The United Nations Environment Programme (UNEP) is advising against plans by Kenya to set up a nuclear power plant, and is instead urging the government to first explore other available sources of renewable energy.
UNEP Executive Director Achim Steiner pointed out on Monday that the country has massive potential for clean energy which, if harnessed, would be enough to meet its power requirements for its growing economy.
“Given the geothermal, wind and solar potential, I would be surprised if Kenya in the next few years would find it either economically or from a technology point of view preferable to vote for nuclear energy over renewable energy,” he argued.
The government has been considering investing in a nuclear power plant over the next few years with initial estimates showing that a 1,000 Megawatt facility would cost the country approximately $1 billion.
Its keenness to invest in this project, which is expected to help the country reduce its over reliance on hydropower, has resulted in the formation of a Nuclear Electricity Project Committee that is mandated to spearhead and fast track the process.
However, Steiner cautioned that before the government settles on the nuclear option, it should subject it to rigorous economic, environmental and social assessment.
“On all three fronts, you get very different outcomes on choosing different technologies. When you look at this option, you not only have to factor in the cost of construction and commissioning a plant, but you are also committing the next 20 to 30 generations of Kenyans to continue to pay for the energy produced over the period,” he explained.
His argument was backed by findings that many countries that have invested in this technology in the past are currently reviewing their nuclear programmes.
The 2012 UNEP Year Book documents that of the 450 nuclear reactors in the world today, 138 had been shut down in 19 countries as at January 2012 with decommissioning only completed in 17 facilities. There are plans to shut down 80 more over the next 10 years.
This is because the decommissioning is a complex process that takes years. This calls into question a country’s resources and infrastructure abilities and capacities.
If Kenya went that route, it would also have to consider the disposal of the radioactive materials in the plant without posing significant health, safety or environmental risks.
“You would have to consider where to store pipes, valves and even concrete for anywhere between 100 and 500 years or even up to 1,000 years safely,” Steiner who’s also the UN Under-Secretary General added.
“For many countries, the economics need to be honest, factual and up to date. This debate needs to take place in the public space with all the information; all the data and all the analysis that is available,” he emphasised.
He spoke during the launch of the 2012 UNEP Year Book which outlines the emerging issues that countries need to consider for a sustainable world environment.
Besides recommending that nuclear plants should be designed from the start ‘for safe and efficient decommissioning’, the book also looked at how countries should effectively manage their soils to ensure that they are able to feed their citizens and generations to come.
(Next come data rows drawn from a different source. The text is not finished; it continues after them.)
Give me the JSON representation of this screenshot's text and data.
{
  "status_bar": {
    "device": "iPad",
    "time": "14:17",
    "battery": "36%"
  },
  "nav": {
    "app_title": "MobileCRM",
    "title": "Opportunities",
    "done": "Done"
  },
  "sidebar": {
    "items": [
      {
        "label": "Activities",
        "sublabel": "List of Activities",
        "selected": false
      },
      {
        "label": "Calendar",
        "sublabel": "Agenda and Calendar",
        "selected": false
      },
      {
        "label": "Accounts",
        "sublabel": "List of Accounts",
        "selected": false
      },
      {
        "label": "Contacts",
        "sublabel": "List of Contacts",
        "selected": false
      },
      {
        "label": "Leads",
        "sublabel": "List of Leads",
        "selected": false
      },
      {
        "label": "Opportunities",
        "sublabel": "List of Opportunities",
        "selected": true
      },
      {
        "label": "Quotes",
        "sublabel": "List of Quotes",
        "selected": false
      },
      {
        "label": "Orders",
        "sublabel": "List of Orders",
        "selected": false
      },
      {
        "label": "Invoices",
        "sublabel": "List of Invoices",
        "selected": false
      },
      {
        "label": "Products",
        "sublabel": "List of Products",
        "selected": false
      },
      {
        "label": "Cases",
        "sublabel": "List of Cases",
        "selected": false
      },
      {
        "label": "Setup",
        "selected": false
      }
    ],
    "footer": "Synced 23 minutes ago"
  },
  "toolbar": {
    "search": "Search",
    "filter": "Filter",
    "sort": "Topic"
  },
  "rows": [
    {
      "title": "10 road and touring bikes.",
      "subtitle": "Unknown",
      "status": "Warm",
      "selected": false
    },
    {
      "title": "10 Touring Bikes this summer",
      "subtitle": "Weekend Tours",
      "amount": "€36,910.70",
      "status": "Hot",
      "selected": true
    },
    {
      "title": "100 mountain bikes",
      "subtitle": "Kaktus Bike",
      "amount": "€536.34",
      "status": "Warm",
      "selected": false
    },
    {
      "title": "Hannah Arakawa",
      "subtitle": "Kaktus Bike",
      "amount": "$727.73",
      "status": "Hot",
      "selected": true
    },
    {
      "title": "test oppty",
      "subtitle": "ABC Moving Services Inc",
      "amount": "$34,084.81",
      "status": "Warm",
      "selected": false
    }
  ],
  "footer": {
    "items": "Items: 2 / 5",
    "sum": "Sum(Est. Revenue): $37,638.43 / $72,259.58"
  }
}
Already, failure to limit soil carbon loss through erosion and emissions of carbon dioxide and other greenhouse gases to the atmosphere has had huge implications on land productivity and threatened the wellbeing of the planet as a whole.
By destabilising the ecosystem, countries have also jeopardised their economic and social development.
For instance, it is estimated that the amount of soil degradation experienced in Kenya in one year is equivalent to a loss of about four percent of the country’s Gross Domestic Product.
In yet another staggering statistic, it is projected that 3.2 million tonnes of soil or the equivalent of one million truck loads of soil have washed into Lake Victoria since 1963.
To reverse this trend, Kenya and other such affected countries need to adopt mechanisms such as proven technologies and management options that would enable it to conserve and enhance soil carbon.
Without such measures, the world can expect to witness the extreme weather conditions and phenomena such as La Nina, floods, earthquakes and tsunami that were experienced in 2011, the report warned.